Spring will come, they'll do it again. Then I can go.
and finally,
The Olympics End:
Does anyone really care? Seriously.
What happened? When I was a kid, I used to LOVE watching the Olympics. There was something almost magical about it. These people were our emissaries, the very representation of what was supposed to make our country so great. Now? Not so much. If you go by these Olympics, then our country looks quite stupid. We get Bode Miller. A man who shoots his mouth off about skiing drunk, has a ton of Nike commercials talking about how great he is, then he does NOTHING. Not a single medal.
We get Lindsey Jacobellis who shows off at the finish line...and FALLS DOWN. She finishes second.
We get Shani Davis and Chad Hedrick. Teammates who openly and publicly feud with each other. Never mind that you represent the UNITED States of America. Never mind that you are on the same team. No, you can bitch and use the media. That's the American way!
And, my favorite, you get the American hockey team playing badly, then blaming it on everyone else but themselves. Mike Modano, a staple of the team, blamed it on the fact that the players' families were taken care of very well. Huh?
Look, once upon a time, it was an honor to be chosen as an Olympian. It was huge. Yet, it really seems that this year's athletes carried more about their possible endorsements instead of actually showing why they are the pride of America.
Was everyone this way? No. Look at Joey Cheek who donated his medal bonus to charity. That's great.
Except for his stupid feud, Shani Davis did something never seen before in Olympic history: A black man winning a gold medal in the Winter Olympics. That's huge.
In the end, however, the athletes I mentioned are the perfect representation of our current ways:
We talk big, but are unable to back it up.
We screw up at the last minute by not taking it seriously.
We remain individuals instead of teammates.
We don't take responsibility and blame it on others when we fail.
Maybe I'm being too harsh, but I really feel the spirit like I usually do. In '96, '98, 2000, and even 2002, I was pumped for the Olympics, and I saw these Olympians represent our country with dignity.

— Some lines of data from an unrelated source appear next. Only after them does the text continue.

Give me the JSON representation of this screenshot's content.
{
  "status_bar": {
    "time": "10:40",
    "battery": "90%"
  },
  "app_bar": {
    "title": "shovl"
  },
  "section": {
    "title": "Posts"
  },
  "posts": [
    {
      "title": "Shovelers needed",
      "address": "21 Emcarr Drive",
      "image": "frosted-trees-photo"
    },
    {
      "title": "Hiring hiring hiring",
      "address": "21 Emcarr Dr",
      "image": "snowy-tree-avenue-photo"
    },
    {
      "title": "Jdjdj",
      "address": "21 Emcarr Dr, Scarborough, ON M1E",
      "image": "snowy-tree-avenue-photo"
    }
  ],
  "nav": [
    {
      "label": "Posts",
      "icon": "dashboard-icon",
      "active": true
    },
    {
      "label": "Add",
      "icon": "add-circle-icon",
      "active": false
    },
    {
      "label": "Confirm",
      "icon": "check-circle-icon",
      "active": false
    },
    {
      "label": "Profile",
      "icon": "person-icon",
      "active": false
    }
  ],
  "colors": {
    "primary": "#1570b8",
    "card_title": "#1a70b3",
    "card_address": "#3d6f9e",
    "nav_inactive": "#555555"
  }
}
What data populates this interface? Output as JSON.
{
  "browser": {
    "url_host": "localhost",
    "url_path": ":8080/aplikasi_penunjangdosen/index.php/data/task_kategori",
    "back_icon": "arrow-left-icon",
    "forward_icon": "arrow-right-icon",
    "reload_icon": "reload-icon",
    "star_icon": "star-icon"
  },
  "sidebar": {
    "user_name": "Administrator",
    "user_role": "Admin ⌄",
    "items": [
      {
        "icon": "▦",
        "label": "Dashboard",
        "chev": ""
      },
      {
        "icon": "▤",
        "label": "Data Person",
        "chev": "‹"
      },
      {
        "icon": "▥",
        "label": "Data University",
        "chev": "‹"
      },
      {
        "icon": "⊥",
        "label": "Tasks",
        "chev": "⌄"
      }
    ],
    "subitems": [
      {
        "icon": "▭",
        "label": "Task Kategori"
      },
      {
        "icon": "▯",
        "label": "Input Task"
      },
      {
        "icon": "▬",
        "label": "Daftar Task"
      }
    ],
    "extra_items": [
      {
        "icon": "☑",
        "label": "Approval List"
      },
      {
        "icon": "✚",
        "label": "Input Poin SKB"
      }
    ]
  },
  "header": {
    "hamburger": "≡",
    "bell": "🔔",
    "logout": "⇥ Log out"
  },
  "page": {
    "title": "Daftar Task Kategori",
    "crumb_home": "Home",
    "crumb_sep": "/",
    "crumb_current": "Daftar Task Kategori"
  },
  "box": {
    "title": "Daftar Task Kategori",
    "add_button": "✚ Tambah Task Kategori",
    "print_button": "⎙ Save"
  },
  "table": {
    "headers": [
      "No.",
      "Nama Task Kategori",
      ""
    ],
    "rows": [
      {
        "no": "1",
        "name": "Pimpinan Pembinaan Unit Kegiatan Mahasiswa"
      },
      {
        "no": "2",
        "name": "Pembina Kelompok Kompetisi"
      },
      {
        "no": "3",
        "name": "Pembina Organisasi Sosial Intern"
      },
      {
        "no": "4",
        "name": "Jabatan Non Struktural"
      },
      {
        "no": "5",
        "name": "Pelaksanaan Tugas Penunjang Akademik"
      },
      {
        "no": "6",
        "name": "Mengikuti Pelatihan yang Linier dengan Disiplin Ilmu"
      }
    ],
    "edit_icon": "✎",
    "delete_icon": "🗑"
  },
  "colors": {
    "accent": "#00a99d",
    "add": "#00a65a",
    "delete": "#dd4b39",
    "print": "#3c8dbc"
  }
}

I didn't feel it this year.
Then again, what do I know? I'm not an Olympian, and I don't have a medal to use to try and "pick up chicks." I could be wrong.